NEW YORK – Just to recap, Tuesday night here at Yankee Stadium:
- The first 19 Boston Red Sox batters were retired.
- But Mike Mussina, the pitcher who had the Bronx whispering Don Larsen into the seventh inning, wound up with four earned runs.
- It didn't look like it would matter because of the shelling of Yankee stopper Curt Schilling, who gave up six runs in three miserable innings.
- Much of that was due to Hideki Matsui, who knocked in five RBIs and scored twice as New York jumped to an 8-0 lead.
- Of course, Matsui then bumbled a David Ortiz fly ball during a frantic Red Sox comeback in the eighth inning to make the game 8-7 and put Ortiz, the potential tying run, on third.
- Which caused Joe Torre to bring in a closer who spent the morning at a double funeral in Panama.
Think the American League Championship Series is going to live up to the hype or what?
New York 10, Boston 7. And oh my, is this one ever on.
"Well," Torre said, "all of those people who say (I) sit in the dugout and it's calm, you didn't want to be there tonight. Each game is going to be an emotional roller coaster, there is no question."
They make some big roller coasters these days, but none of them can compare to the twists and turns of the game that gave New York a 1-0 lead in the ALCS. Game 2 is here on Wednesday.
In the seventh inning, when Mussina struck out Johnny Damon for the third time, had an eight-run lead and flirted with perfection, this was all but over.

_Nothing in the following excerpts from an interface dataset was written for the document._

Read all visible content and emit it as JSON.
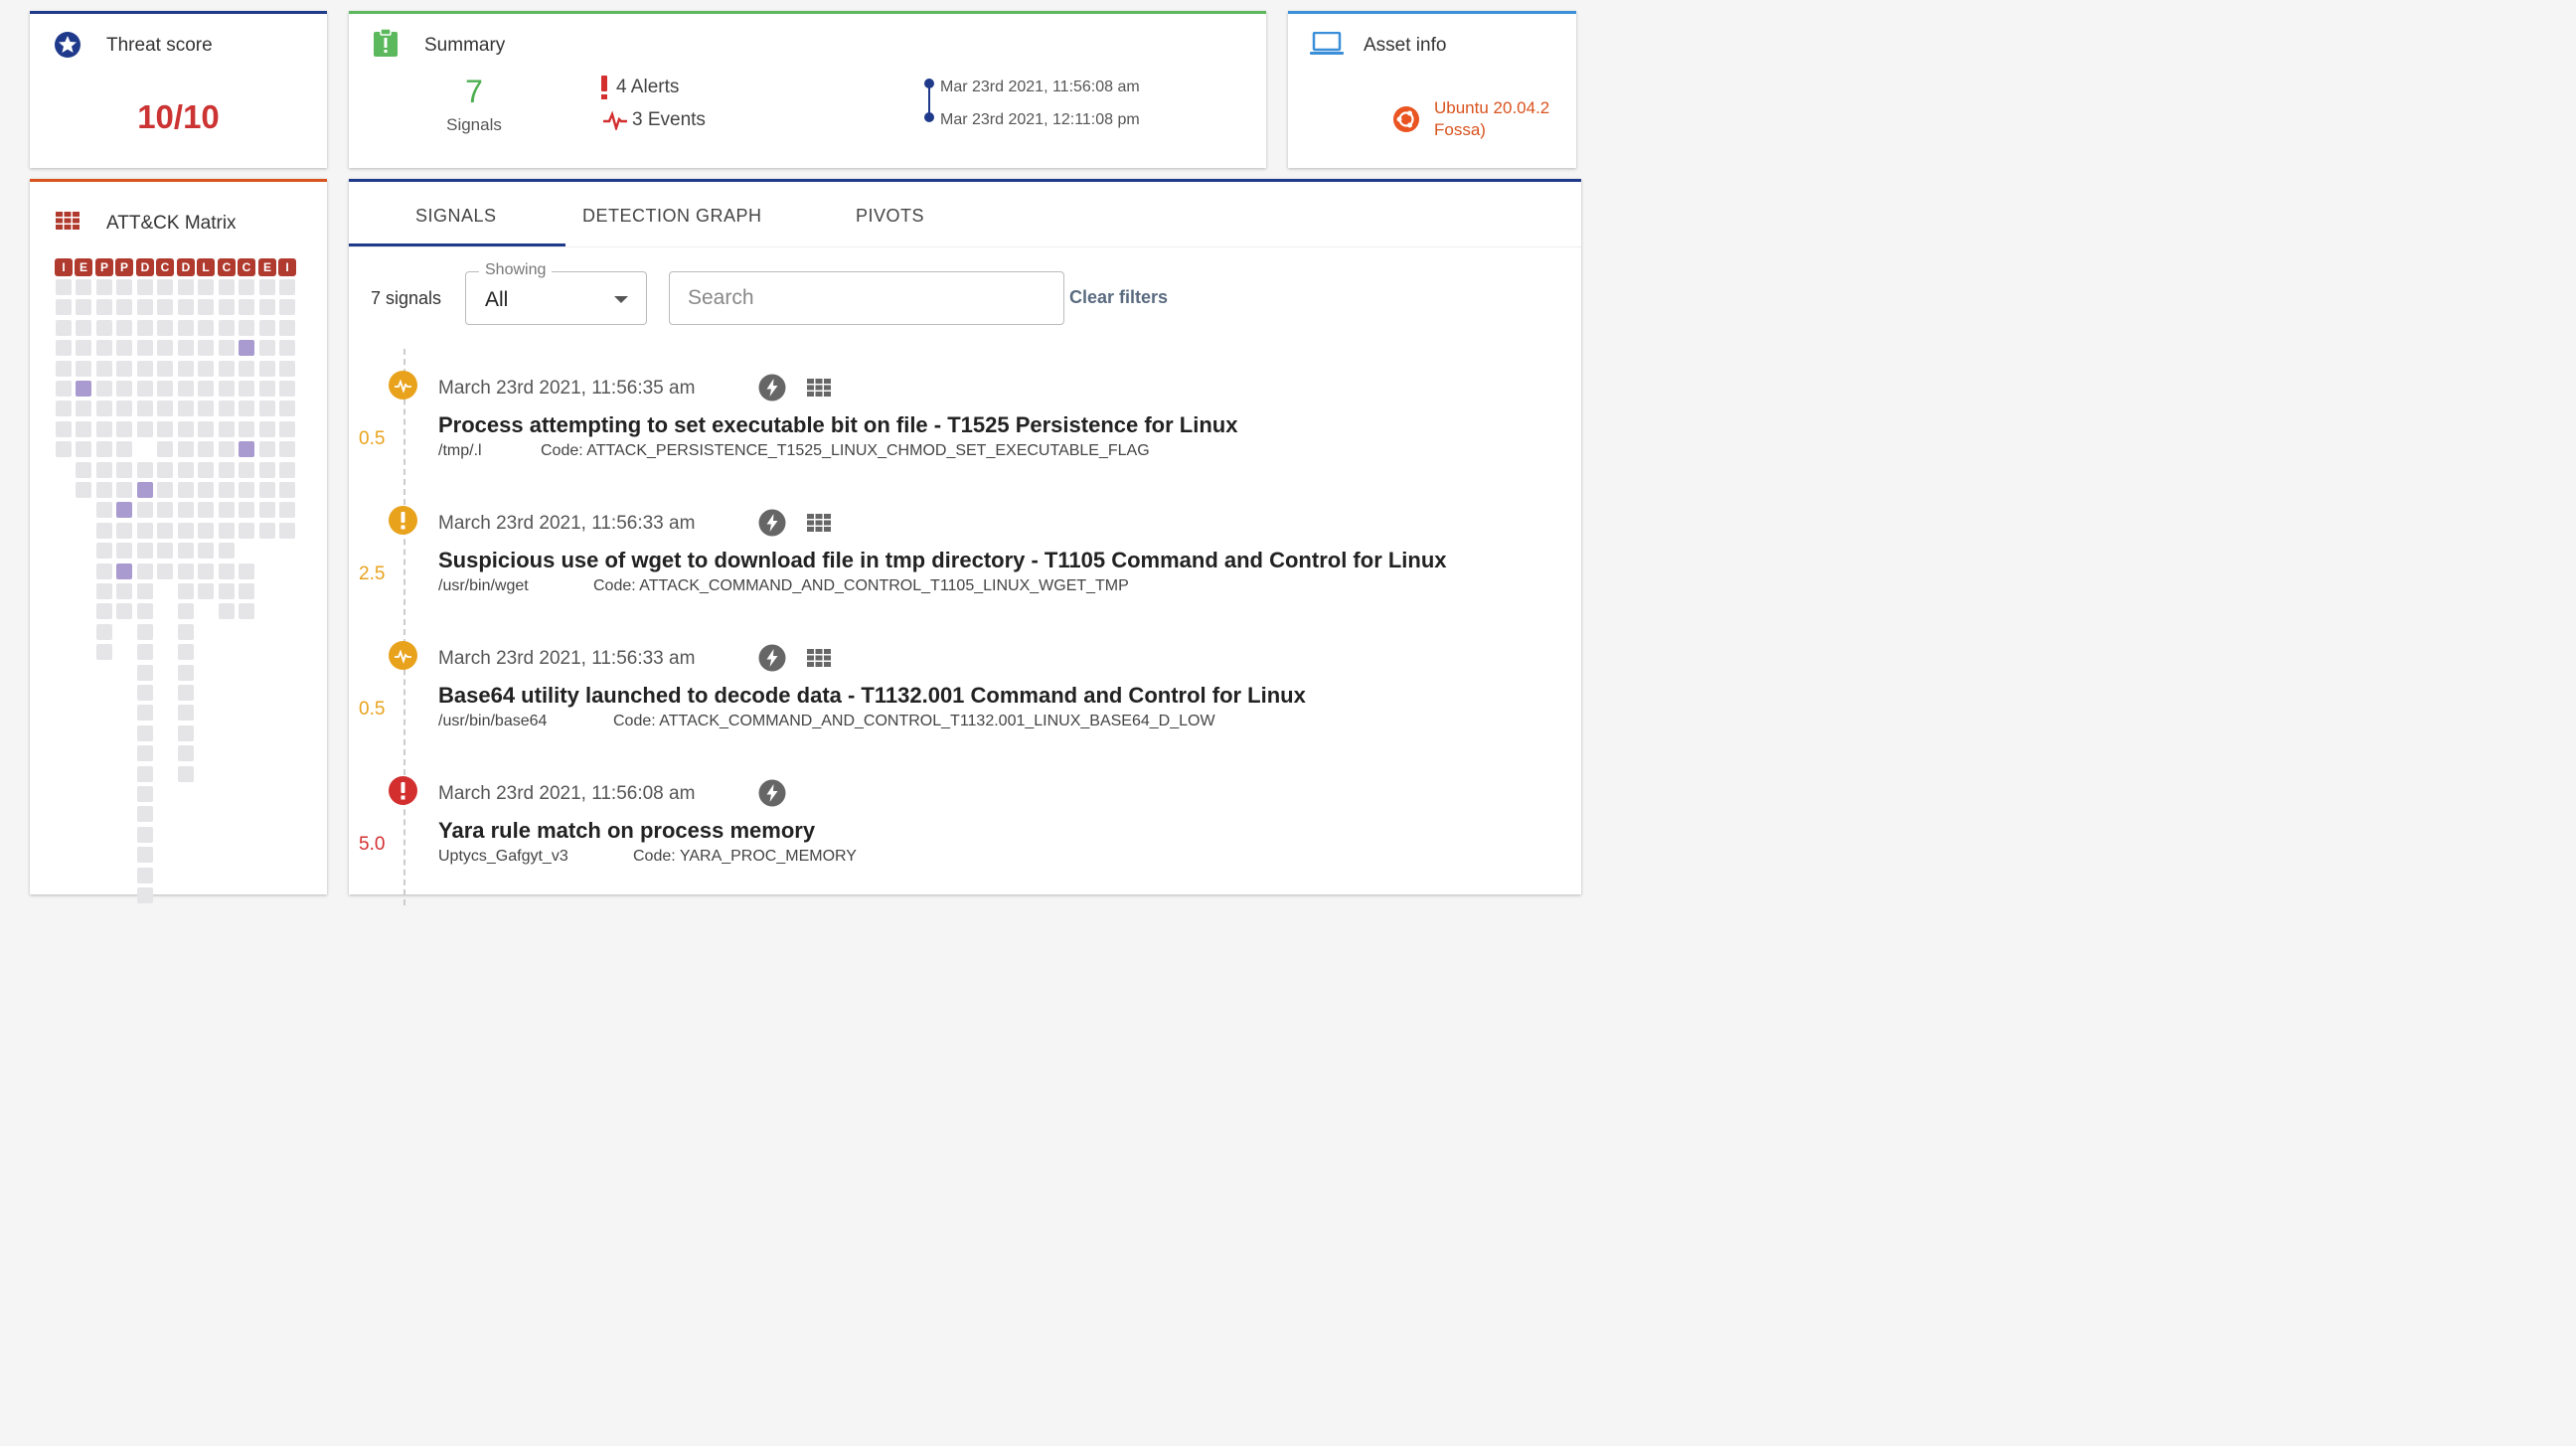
{
  "threat": {
    "title": "Threat score",
    "score": "10/10"
  },
  "summary": {
    "title": "Summary",
    "signal_count": "7",
    "signal_label": "Signals",
    "alerts": "4 Alerts",
    "events": "3 Events",
    "start_time": "Mar 23rd 2021, 11:56:08 am",
    "end_time": "Mar 23rd 2021, 12:11:08 pm"
  },
  "asset": {
    "title": "Asset info",
    "os": "Ubuntu 20.04.2\nFossa)"
  },
  "matrix": {
    "title": "ATT&CK Matrix",
    "tactics": [
      "I",
      "E",
      "P",
      "P",
      "D",
      "C",
      "D",
      "L",
      "C",
      "C",
      "E",
      "I"
    ],
    "column_heights": [
      10,
      11,
      19,
      17,
      31,
      15,
      25,
      16,
      17,
      17,
      13,
      13
    ]
  },
  "tabs": [
    "SIGNALS",
    "DETECTION GRAPH",
    "PIVOTS"
  ],
  "filters": {
    "count_label": "7 signals",
    "showing_label": "Showing",
    "showing_value": "All",
    "search_placeholder": "Search",
    "clear_label": "Clear filters"
  },
  "signals": [
    {
      "score": "0.5",
      "severity": "low",
      "kind": "event",
      "time": "March 23rd 2021, 11:56:35 am",
      "title": "Process attempting to set executable bit on file - T1525 Persistence for Linux",
      "path": "/tmp/.l",
      "code": "Code: ATTACK_PERSISTENCE_T1525_LINUX_CHMOD_SET_EXECUTABLE_FLAG",
      "has_matrix": true
    },
    {
      "score": "2.5",
      "severity": "medium",
      "kind": "alert",
      "time": "March 23rd 2021, 11:56:33 am",
      "title": "Suspicious use of wget to download file in tmp directory - T1105 Command and Control for Linux",
      "path": "/usr/bin/wget",
      "code": "Code: ATTACK_COMMAND_AND_CONTROL_T1105_LINUX_WGET_TMP",
      "has_matrix": true
    },
    {
      "score": "0.5",
      "severity": "low",
      "kind": "event",
      "time": "March 23rd 2021, 11:56:33 am",
      "title": "Base64 utility launched to decode data - T1132.001 Command and Control for Linux",
      "path": "/usr/bin/base64",
      "code": "Code: ATTACK_COMMAND_AND_CONTROL_T1132.001_LINUX_BASE64_D_LOW",
      "has_matrix": true
    },
    {
      "score": "5.0",
      "severity": "high",
      "kind": "alert",
      "time": "March 23rd 2021, 11:56:08 am",
      "title": "Yara rule match on process memory",
      "path": "Uptycs_Gafgyt_v3",
      "code": "Code: YARA_PROC_MEMORY",
      "has_matrix": false
    }
  ],
  "colors": {
    "low": "#e8a21c",
    "medium": "#e8a21c",
    "high": "#d32f2f",
    "accent": "#1f3a8a"
  }
}
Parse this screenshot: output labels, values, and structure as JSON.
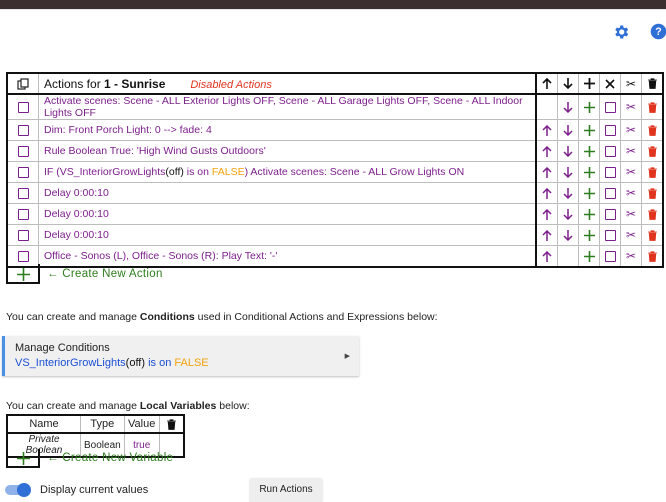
{
  "header": {
    "settings_icon": "gear-icon",
    "help_icon": "help-icon"
  },
  "actions_table": {
    "prefix": "Actions for ",
    "rule_name": "1 - Sunrise",
    "disabled_label": "Disabled Actions",
    "header_icons": [
      "copy-icon",
      "arrow-up-icon",
      "arrow-down-icon",
      "plus-icon",
      "close-icon",
      "scissors-icon",
      "trash-icon"
    ],
    "rows": [
      {
        "text": "Activate scenes: Scene - ALL Exterior Lights OFF, Scene - ALL Garage Lights OFF, Scene - ALL Indoor Lights OFF"
      },
      {
        "text": "Dim: Front Porch Light: 0 --> fade: 4"
      },
      {
        "text": "Rule Boolean True: 'High Wind Gusts Outdoors'"
      },
      {
        "pre": "IF (VS_InteriorGrowLights",
        "var": "(off)",
        "mid": " is on ",
        "val": "FALSE",
        "post": ") Activate scenes: Scene - ALL Grow  Lights ON"
      },
      {
        "text": "Delay 0:00:10"
      },
      {
        "text": "Delay 0:00:10"
      },
      {
        "text": "Delay 0:00:10"
      },
      {
        "text": "Office - Sonos (L), Office - Sonos (R): Play Text: '-'"
      }
    ],
    "create_label": "← Create New Action"
  },
  "conditions": {
    "intro_pre": "You can create and manage ",
    "intro_bold": "Conditions",
    "intro_post": " used in Conditional Actions and Expressions below:",
    "manage_label": "Manage Conditions",
    "summary_name": "VS_InteriorGrowLights",
    "summary_var": "(off)",
    "summary_mid": " is on ",
    "summary_val": "FALSE"
  },
  "variables": {
    "intro_pre": "You can create and manage ",
    "intro_bold": "Local Variables",
    "intro_post": " below:",
    "headers": {
      "name": "Name",
      "type": "Type",
      "value": "Value"
    },
    "rows": [
      {
        "name": "Private Boolean",
        "type": "Boolean",
        "value": "true"
      }
    ],
    "create_label": "← Create New Variable"
  },
  "footer": {
    "display_label": "Display current values",
    "display_on": true,
    "run_label": "Run Actions"
  },
  "colors": {
    "purple": "#7d1f8c",
    "green": "#2e7d1e",
    "red": "#e0341f",
    "orange": "#f2a20d",
    "blue": "#1a4fd6"
  }
}
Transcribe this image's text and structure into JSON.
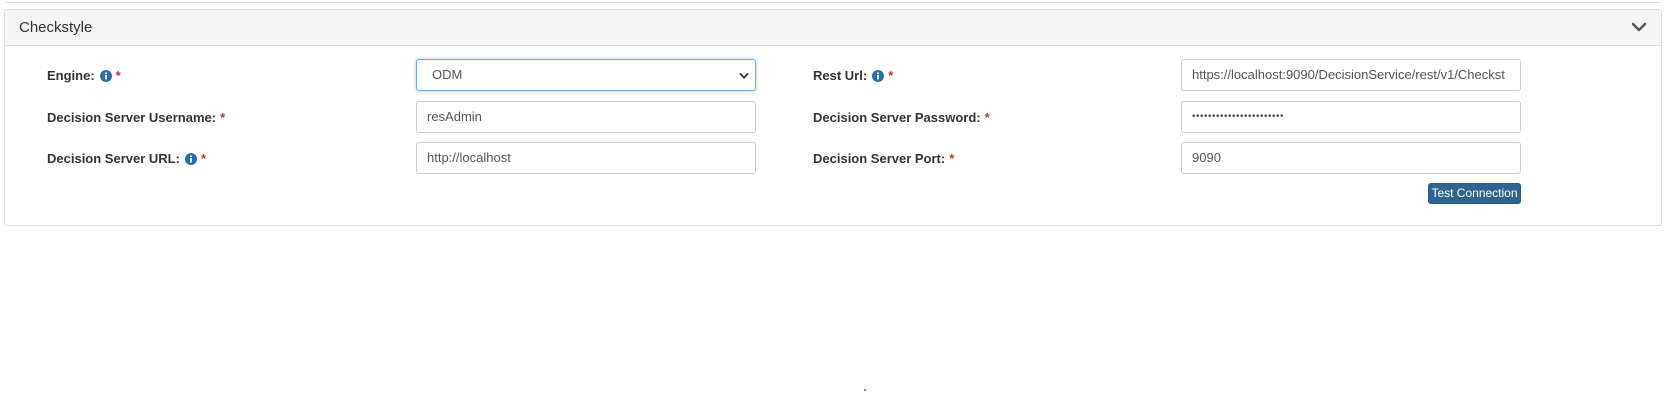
{
  "panel": {
    "title": "Checkstyle",
    "collapse_icon": "chevron-down-icon"
  },
  "form": {
    "required_marker": "*",
    "engine": {
      "label": "Engine:",
      "value": "ODM",
      "has_info": true
    },
    "rest_url": {
      "label": "Rest Url:",
      "value": "https://localhost:9090/DecisionService/rest/v1/Checkst",
      "has_info": true
    },
    "username": {
      "label": "Decision Server Username:",
      "value": "resAdmin"
    },
    "password": {
      "label": "Decision Server Password:",
      "value": "•••••••••••••••••••••••"
    },
    "server_url": {
      "label": "Decision Server URL:",
      "value": "http://localhost",
      "has_info": true
    },
    "port": {
      "label": "Decision Server Port:",
      "value": "9090"
    }
  },
  "actions": {
    "test_connection_label": "Test Connection"
  },
  "colors": {
    "required": "#c9302c",
    "info_icon": "#2e6da4",
    "button": "#2e6491",
    "focus_border": "#66afe9"
  }
}
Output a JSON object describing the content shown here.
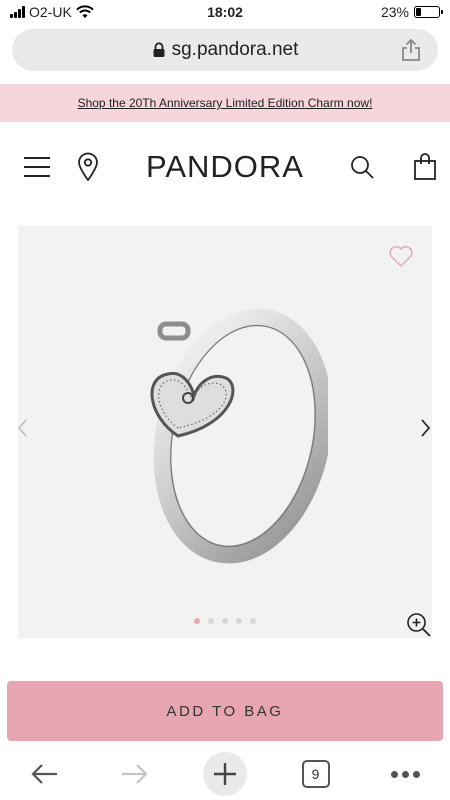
{
  "status_bar": {
    "carrier": "O2-UK",
    "time": "18:02",
    "battery": "23%",
    "battery_level": 0.23
  },
  "browser": {
    "url": "sg.pandora.net",
    "tab_count": "9"
  },
  "promo": {
    "text": "Shop the 20Th Anniversary Limited Edition Charm now!"
  },
  "header": {
    "logo": "PANDORA"
  },
  "gallery": {
    "slide_count": 5,
    "active_slide": 1
  },
  "actions": {
    "add_to_bag": "ADD TO BAG"
  },
  "colors": {
    "promo_bg": "#f6d5dc",
    "add_to_bag_bg": "#e6a5b1",
    "heart": "#e8a9b4"
  }
}
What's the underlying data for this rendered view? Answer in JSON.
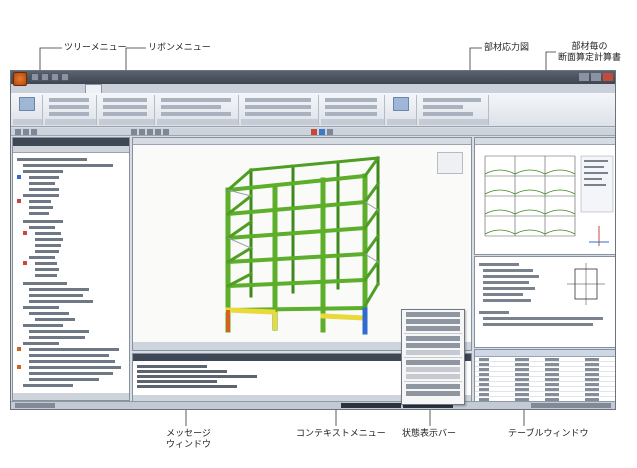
{
  "callouts": {
    "tree_menu": "ツリーメニュー",
    "ribbon_menu": "リボンメニュー",
    "member_stress": "部材応力図",
    "section_calc_line1": "部材毎の",
    "section_calc_line2": "断面算定計算書",
    "message_window_line1": "メッセージ",
    "message_window_line2": "ウィンドウ",
    "context_menu": "コンテキストメニュー",
    "status_bar": "状態表示バー",
    "table_window": "テーブルウィンドウ"
  },
  "colors": {
    "frame_green": "#5dae2a",
    "frame_dark_green": "#3d8a1c",
    "stress_yellow": "#e9d93a",
    "stress_blue": "#2f6bd0",
    "app_button": "#d4621f",
    "panel_title": "#3e4754"
  },
  "icons": {
    "app": "app-menu-icon",
    "view_cube": "view-cube-icon",
    "close": "close-icon"
  }
}
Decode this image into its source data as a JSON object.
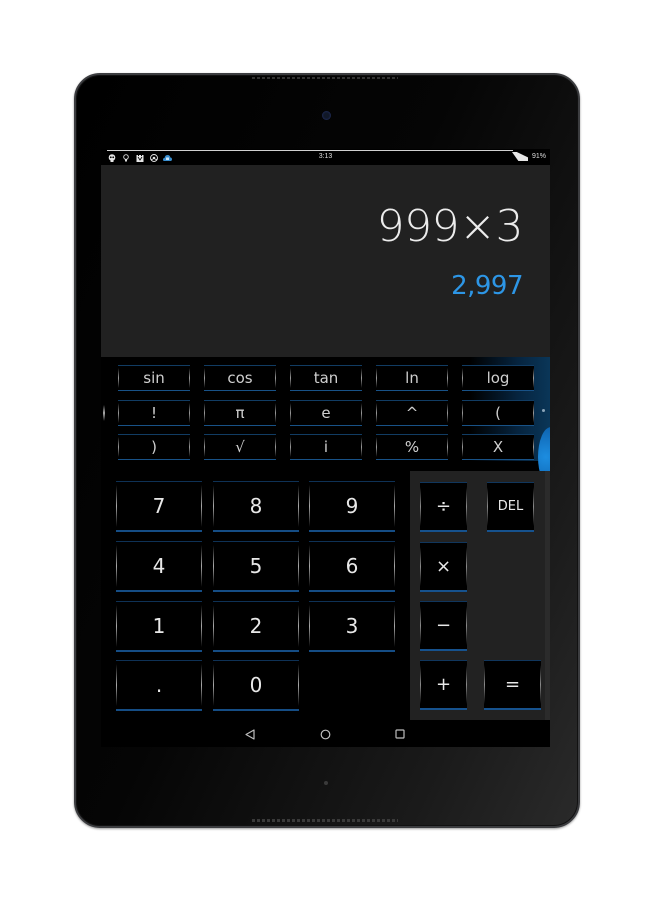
{
  "device": {
    "type": "tablet"
  },
  "status_bar": {
    "notification_icons": [
      "skull-icon",
      "lightbulb-icon",
      "calendar-icon",
      "soccer-ball-icon",
      "cloud-icon"
    ],
    "time": "3:13",
    "battery": "91%"
  },
  "display": {
    "expression": "999×3",
    "result": "2,997",
    "result_color": "#2d96e6"
  },
  "advanced_keys": [
    [
      "sin",
      "cos",
      "tan",
      "ln",
      "log"
    ],
    [
      "!",
      "π",
      "e",
      "^",
      "("
    ],
    [
      ")",
      "√",
      "i",
      "%",
      "X"
    ]
  ],
  "number_keys": [
    [
      "7",
      "8",
      "9"
    ],
    [
      "4",
      "5",
      "6"
    ],
    [
      "1",
      "2",
      "3"
    ],
    [
      ".",
      "0"
    ]
  ],
  "operator_keys": {
    "divide": "÷",
    "delete": "DEL",
    "multiply": "×",
    "subtract": "−",
    "add": "+",
    "equals": "="
  },
  "nav_bar": {
    "back": "back-icon",
    "home": "home-icon",
    "recents": "recents-icon"
  },
  "accent_color": "#1e7fd0"
}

Yankee Stadium was in full sing-song mode – teasing Game 2 starter Pedro Martinez with the rhetorical question "Who's your daddy?" and, in an effort not to jinx the Moose, refusing to say anything that even rhymed with "no-hitter." Considering Mussina seemed to be working with a perpetual 0-2 count, it didn't seem like he needed any superstition.
For the Red Sox – who had scored 964 runs since opening day and came into this series full of bluster – this strikeout fest was more than frustrating. This was a humbling humiliation that would crush lesser teams.
But Mark Bellhorn broke the string of perfection with a deep double and the floodgates opened. Suddenly it was 8-3, then 8-5, then 8-7, then "Enter Sandman" time.
The Yankees were fortunate Mariano Rivera, who had buried two cousins in Panama on Tuesday morning (both had suffered accidental electrocution deaths at his home Saturday), had his five-hour flight back to the States make it in time.
One thing Torre didn't worry about was his ability to concentrate. "I don't think I trust anybody more than Mariano," Torre said.
After getting through a day such as Rivera's, having the ball handed to you with the game on the line isn't such a big thing.
"The most difficult part of my day was leaving my family, knowing they are still in pain," Rivera said. "It was tough, you know, coming on that plane alone. I was thinking, you know, just there's tears coming out of my eyes."
It was that kind of night in the South Bronx.
The surprise at the start of the game was the shellacking of Schilling. As an Arizona Diamondback, Schilling tortured the Yankees in the 2001 World Series, giving up just three earned runs in 21.2 innings pitched. It was that mastery of the Bombers that caused Sox general manager Theo Epstein to spend last Thanksgiving in Arizona convincing Schilling to come to Boston and not New York.
Instead the Yankees jumped all over him. By the third inning, Schilling was pulled, left with a glazed look and a sympathy hug from pitching coach Dave Wallace.
"He just didn't look right," said Sox manager Terry Francona, as worries about Schilling's tender right ankle magnified.
But rather than folding under the circumstances, Boston never stopped competing no matter how dominant Mussina was. "The vibe in the dugout was actually pretty good, even when we were down," Francona said.
By the end there was the close, nail-biting game everyone expected. If there is ever such a thing as a moral victory in a playoff series, Boston got it.
"The goal is to win," Francona said, "(but) we actually gave it a pretty good run."
Here is the thing about New York, though. No matter how good the opponent may look on paper (and boy Boston looks good), the Yankees have a roster full of been-there October heroes. From Mussina's perfection, to Rivera jetting in from Central America, to Bernie Williams knocking in two clutch eighth-inning insurance runs, New York is still New York.
But here is the thing about Boston. The Red Sox are not going to stop coming and are not going to stop battling and believing until you drive a stake through their heart. The lineup is loaded. The danger is always there.
An eight-run hole in the seventh? Why worry?
"(Boston) is so capable of doing what they did tonight," Torre marveled.
But, then again, so is New York.
Which is why after one wild, unpredictable and fantastic fall night, this much-anticipated ALCS is more on than ever.
So buckle up. The roller coaster ride has just begun.